By this logic, adultery is considered a sin. Unsafe sex is also considered a sin if it can lead to consequences that harm one of the participants.

As with anything else in Buddhism, overindulgence is frowned upon. Buddhists consider it preferable to take the middle path and strike a balance in one’s life.


Cohabitation isn’t often seen in Hindu communities, but in this case, it is due to a social stigma rather than a religious one. Hindu cultures in India and Pakistan tend to strongly frown upon premarital sex.

However, practicing Hindus in western countries tend not to think twice about cohabitating, because that social stigma is not present. 


Wiccans have a similar mindset to Buddhists. ‘And ye harm none do as thou wilt’ is part of the Wiccan Rede. This verse means that as long as you are not hurting anyone, you can do what you want.

Wiccans are generally supportive of minding their own business in terms of what other couples are doing.

Wiccans don’t consider sin important. Wiccan philosophy is more about knowing yourself, your needs, and the needs of your partner. Cohabitating with someone on the same page as you is generally fine.

If, however, your partner is a member of a faith that frowns upon cohabitation before marriage, this might make your partner feel guilty, which qualifies as harming them. 

So Is it Okay to Live Together?

There is no one answer to the question of whether it is a sin to live together before marriage or not. This is the kind of question that you need to answer between yourself, your partner, and your respective gods.

You know what you are able to live with, and if this rule is more important to you than your living arrangements, you need to consider it. 

You have to sit with your partner and have a conversation about whether or not this is the right move for you both. No one else can make that choice for you.

The Success Rate of Cohabitation

In the modern world, experts tend to think that living together is a good test drive for whether or not you will make it as a married couple.

A couple that learns from one another and lives together is less likely to get divorced. They are more likely to understand each other’s needs, which can only help if they plan on building a life together. 

Most Americans don’t see marriage as essential to raising a family or building a life. That fact doesn’t mean it’s wrong if that’s important to you, but take your time to consider what you want for yourself.

Statistics are not meant to be a guide to how to live your life; just because something works for most people does not necessarily mean it will work for you.

But, at least from a Buddhist perspective, arming yourself with all of the information first could help you avoid the kind of extreme suffering that comes with a divorce later on down the road.

Read More: Is Divorce a Sin?

Are You Reading for Someone Else?

I cannot stress enough that this is a decision that has to be made between partners based on their relationship with their faith.

If you are scrolling through this article trying to find a reason to tell your child or grandchild that they can’t move in with the person they’re getting ready to move in with, I would urge you to stop for a second and reconsider.

It’s probably okay to state your disapproval once.

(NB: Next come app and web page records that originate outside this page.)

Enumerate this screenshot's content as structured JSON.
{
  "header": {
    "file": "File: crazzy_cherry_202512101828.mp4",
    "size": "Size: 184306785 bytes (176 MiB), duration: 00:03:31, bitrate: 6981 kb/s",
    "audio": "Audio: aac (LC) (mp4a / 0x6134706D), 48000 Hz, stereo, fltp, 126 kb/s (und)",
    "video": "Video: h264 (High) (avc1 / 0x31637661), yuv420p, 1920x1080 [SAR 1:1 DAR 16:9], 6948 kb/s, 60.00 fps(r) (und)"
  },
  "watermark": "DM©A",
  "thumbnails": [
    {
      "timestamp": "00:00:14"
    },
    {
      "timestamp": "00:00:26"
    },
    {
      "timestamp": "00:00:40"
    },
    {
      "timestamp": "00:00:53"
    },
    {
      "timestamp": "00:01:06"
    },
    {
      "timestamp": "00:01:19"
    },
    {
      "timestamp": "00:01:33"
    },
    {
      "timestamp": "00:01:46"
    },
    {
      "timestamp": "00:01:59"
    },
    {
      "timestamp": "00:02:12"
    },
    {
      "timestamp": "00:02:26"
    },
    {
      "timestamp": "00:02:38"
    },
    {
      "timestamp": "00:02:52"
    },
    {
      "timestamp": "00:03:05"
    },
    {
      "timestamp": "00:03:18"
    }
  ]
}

If it’s important to you that it’s on the record how you feel about something, say that. But then leave it alone.

Ultimately it isn’t up to you whether someone else lives with their partner unmarried, or whether or not they wear torn jeans and eat bacon.

Only they can decide whether or not their actions are likely to cause them suffering–and if they’re wrong, they have the right to be wrong.

Read More: What Are The Biblical Grounds for Divorce? 

Final Thoughts

There are many different faiths in the world and many different definitions of what sin is. Whether a sin is defined as simply being disobedient, or as causing harm to others, it is still a very personal thing whether or not a specific action is sinful and there are no easy answers.

If there were, humanity would have found a way to agree on them ages ago.

What does sin look like, to you? What does that mean between you and your god? Find your answer and make your choice.